| Records |
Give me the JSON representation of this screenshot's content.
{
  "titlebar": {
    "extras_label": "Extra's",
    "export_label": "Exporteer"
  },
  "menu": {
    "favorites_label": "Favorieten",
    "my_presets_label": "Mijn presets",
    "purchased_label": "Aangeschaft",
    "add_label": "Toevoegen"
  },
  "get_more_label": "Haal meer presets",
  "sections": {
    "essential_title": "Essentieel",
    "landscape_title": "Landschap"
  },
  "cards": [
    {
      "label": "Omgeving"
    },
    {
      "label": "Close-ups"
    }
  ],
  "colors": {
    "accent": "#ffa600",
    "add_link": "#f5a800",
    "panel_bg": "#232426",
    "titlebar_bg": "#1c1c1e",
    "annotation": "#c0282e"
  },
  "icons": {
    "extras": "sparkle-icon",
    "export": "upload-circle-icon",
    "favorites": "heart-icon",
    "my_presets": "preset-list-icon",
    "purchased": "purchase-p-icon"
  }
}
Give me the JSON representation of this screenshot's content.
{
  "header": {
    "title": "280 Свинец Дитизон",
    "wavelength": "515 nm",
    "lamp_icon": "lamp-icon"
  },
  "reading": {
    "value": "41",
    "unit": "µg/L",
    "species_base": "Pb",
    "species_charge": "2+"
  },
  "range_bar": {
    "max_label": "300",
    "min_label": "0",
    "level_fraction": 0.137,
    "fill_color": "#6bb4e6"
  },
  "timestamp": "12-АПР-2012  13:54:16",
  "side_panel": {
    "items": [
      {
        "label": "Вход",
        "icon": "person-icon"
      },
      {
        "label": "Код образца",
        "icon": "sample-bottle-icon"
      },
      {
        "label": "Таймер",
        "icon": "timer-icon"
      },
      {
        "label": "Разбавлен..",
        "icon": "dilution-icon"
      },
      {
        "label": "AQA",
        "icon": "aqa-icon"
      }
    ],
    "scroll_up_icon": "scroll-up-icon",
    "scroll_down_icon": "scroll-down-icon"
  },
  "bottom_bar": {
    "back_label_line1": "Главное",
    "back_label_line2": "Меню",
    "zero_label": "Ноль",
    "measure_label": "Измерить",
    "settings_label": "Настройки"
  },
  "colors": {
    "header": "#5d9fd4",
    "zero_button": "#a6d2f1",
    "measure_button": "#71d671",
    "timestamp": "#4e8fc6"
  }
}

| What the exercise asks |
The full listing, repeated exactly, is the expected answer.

| Response below |
Give me the JSON representation of this screenshot's content.
{
  "titlebar": {
    "extras_label": "Extra's",
    "export_label": "Exporteer"
  },
  "menu": {
    "favorites_label": "Favorieten",
    "my_presets_label": "Mijn presets",
    "purchased_label": "Aangeschaft",
    "add_label": "Toevoegen"
  },
  "get_more_label": "Haal meer presets",
  "sections": {
    "essential_title": "Essentieel",
    "landscape_title": "Landschap"
  },
  "cards": [
    {
      "label": "Omgeving"
    },
    {
      "label": "Close-ups"
    }
  ],
  "colors": {
    "accent": "#ffa600",
    "add_link": "#f5a800",
    "panel_bg": "#232426",
    "titlebar_bg": "#1c1c1e",
    "annotation": "#c0282e"
  },
  "icons": {
    "extras": "sparkle-icon",
    "export": "upload-circle-icon",
    "favorites": "heart-icon",
    "my_presets": "preset-list-icon",
    "purchased": "purchase-p-icon"
  }
}
Give me the JSON representation of this screenshot's content.
{
  "header": {
    "title": "280 Свинец Дитизон",
    "wavelength": "515 nm",
    "lamp_icon": "lamp-icon"
  },
  "reading": {
    "value": "41",
    "unit": "µg/L",
    "species_base": "Pb",
    "species_charge": "2+"
  },
  "range_bar": {
    "max_label": "300",
    "min_label": "0",
    "level_fraction": 0.137,
    "fill_color": "#6bb4e6"
  },
  "timestamp": "12-АПР-2012  13:54:16",
  "side_panel": {
    "items": [
      {
        "label": "Вход",
        "icon": "person-icon"
      },
      {
        "label": "Код образца",
        "icon": "sample-bottle-icon"
      },
      {
        "label": "Таймер",
        "icon": "timer-icon"
      },
      {
        "label": "Разбавлен..",
        "icon": "dilution-icon"
      },
      {
        "label": "AQA",
        "icon": "aqa-icon"
      }
    ],
    "scroll_up_icon": "scroll-up-icon",
    "scroll_down_icon": "scroll-down-icon"
  },
  "bottom_bar": {
    "back_label_line1": "Главное",
    "back_label_line2": "Меню",
    "zero_label": "Ноль",
    "measure_label": "Измерить",
    "settings_label": "Настройки"
  },
  "colors": {
    "header": "#5d9fd4",
    "zero_button": "#a6d2f1",
    "measure_button": "#71d671",
    "timestamp": "#4e8fc6"
  }
}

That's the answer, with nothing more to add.